Task: Count the lines in the entries that contain the string "description". State nothing but the number.

Collected data entries:
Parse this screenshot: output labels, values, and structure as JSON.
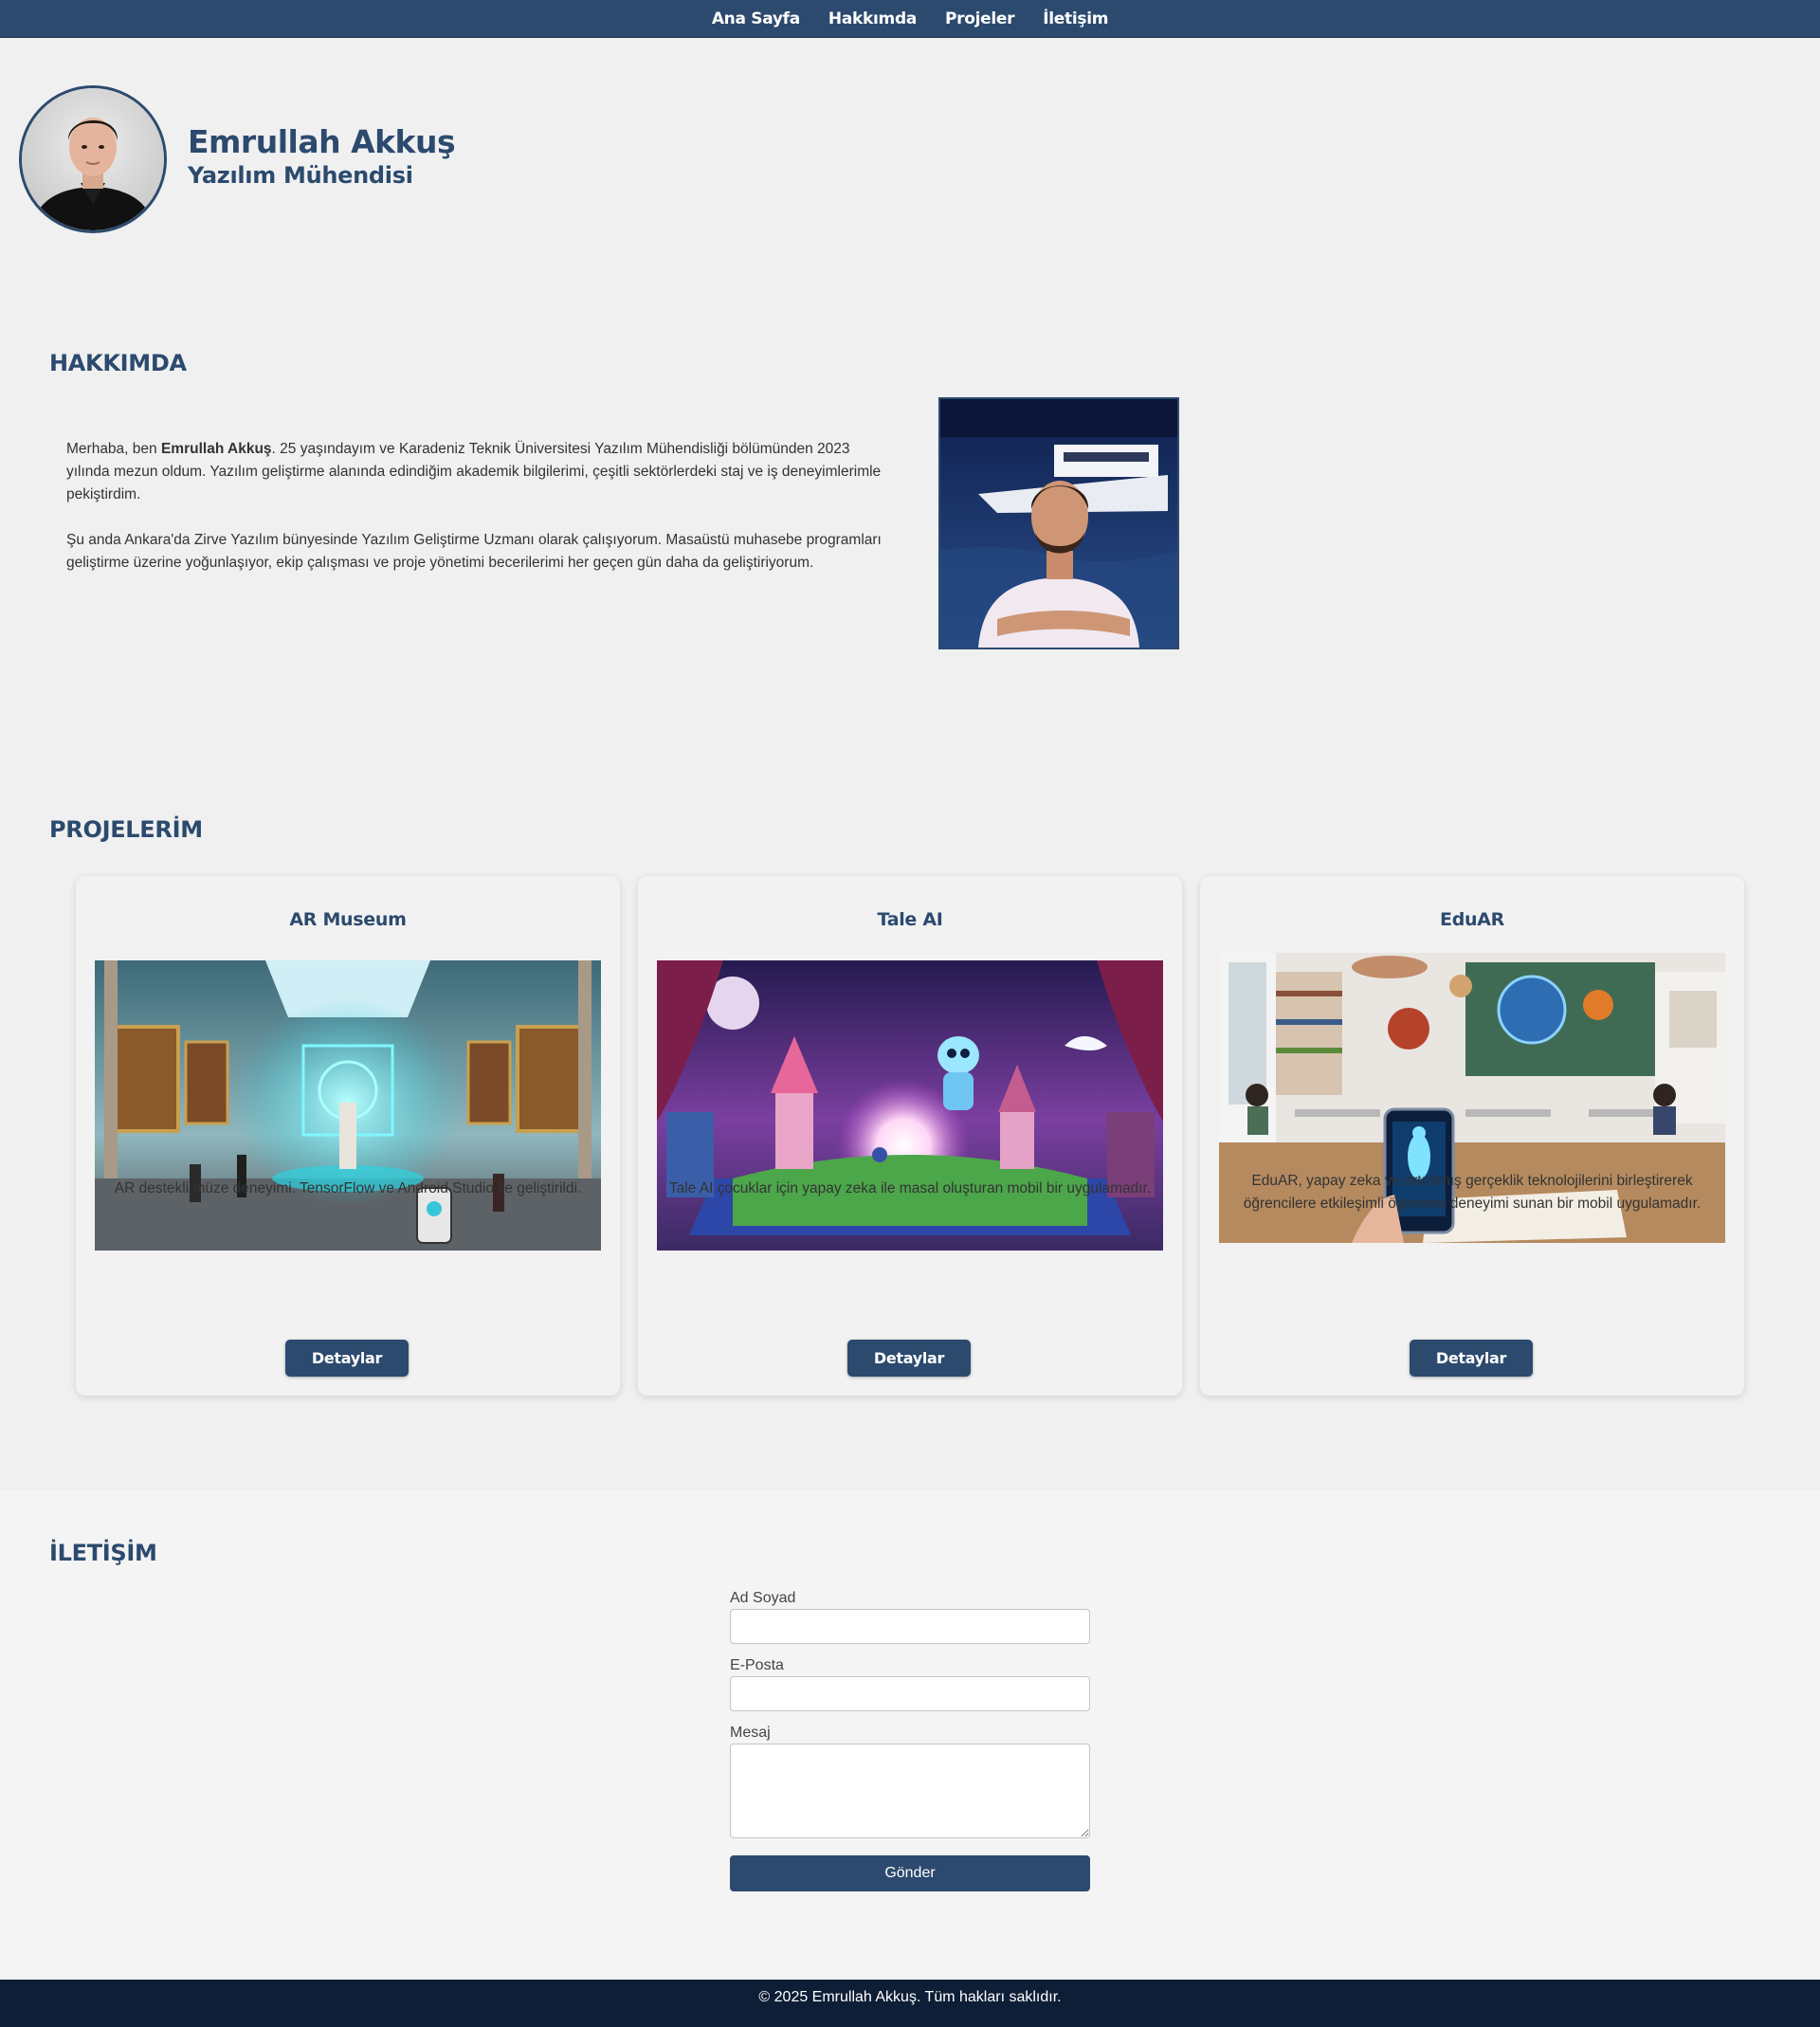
{
  "nav": {
    "items": [
      "Ana Sayfa",
      "Hakkımda",
      "Projeler",
      "İletişim"
    ]
  },
  "header": {
    "name": "Emrullah Akkuş",
    "title": "Yazılım Mühendisi"
  },
  "about": {
    "heading": "HAKKIMDA",
    "p1_prefix": "Merhaba, ben ",
    "p1_name": "Emrullah Akkuş",
    "p1_rest": ". 25 yaşındayım ve Karadeniz Teknik Üniversitesi Yazılım Mühendisliği bölümünden 2023 yılında mezun oldum. Yazılım geliştirme alanında edindiğim akademik bilgilerimi, çeşitli sektörlerdeki staj ve iş deneyimlerimle pekiştirdim.",
    "p2": "Şu anda Ankara'da Zirve Yazılım bünyesinde Yazılım Geliştirme Uzmanı olarak çalışıyorum. Masaüstü muhasebe programları geliştirme üzerine yoğunlaşıyor, ekip çalışması ve proje yönetimi becerilerimi her geçen gün daha da geliştiriyorum."
  },
  "projects": {
    "heading": "PROJELERİM",
    "items": [
      {
        "title": "AR Museum",
        "description": "AR destekli müze deneyimi. TensorFlow ve Android Studio ile geliştirildi.",
        "button": "Detaylar"
      },
      {
        "title": "Tale AI",
        "description": "Tale AI çocuklar için yapay zeka ile masal oluşturan mobil bir uygulamadır.",
        "button": "Detaylar"
      },
      {
        "title": "EduAR",
        "description": "EduAR, yapay zeka ve artırılmış gerçeklik teknolojilerini birleştirerek öğrencilere etkileşimli öğrenme deneyimi sunan bir mobil uygulamadır.",
        "button": "Detaylar"
      }
    ]
  },
  "contact": {
    "heading": "İLETİŞİM",
    "name_label": "Ad Soyad",
    "email_label": "E-Posta",
    "message_label": "Mesaj",
    "name_value": "",
    "email_value": "",
    "message_value": "",
    "submit": "Gönder"
  },
  "footer": {
    "text": "© 2025 Emrullah Akkuş. Tüm hakları saklıdır."
  },
  "colors": {
    "primary": "#2c4a6e",
    "footer": "#0e1e36",
    "background": "#f0f0f0"
  }
}
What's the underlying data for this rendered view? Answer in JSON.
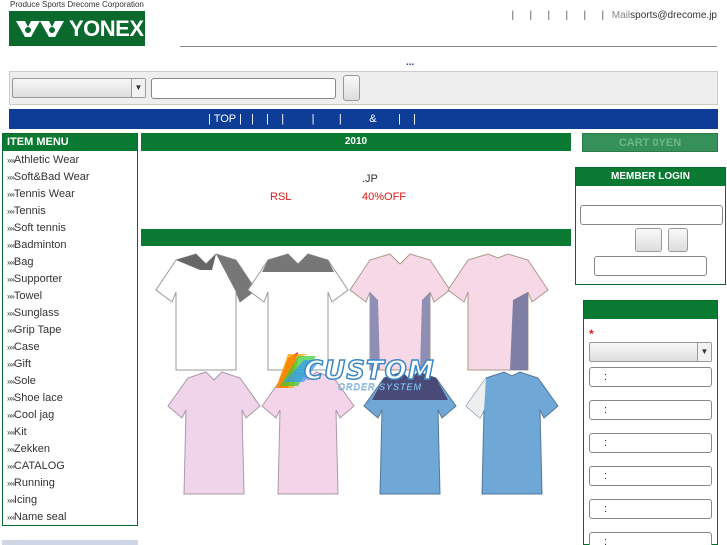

Exercise response: 3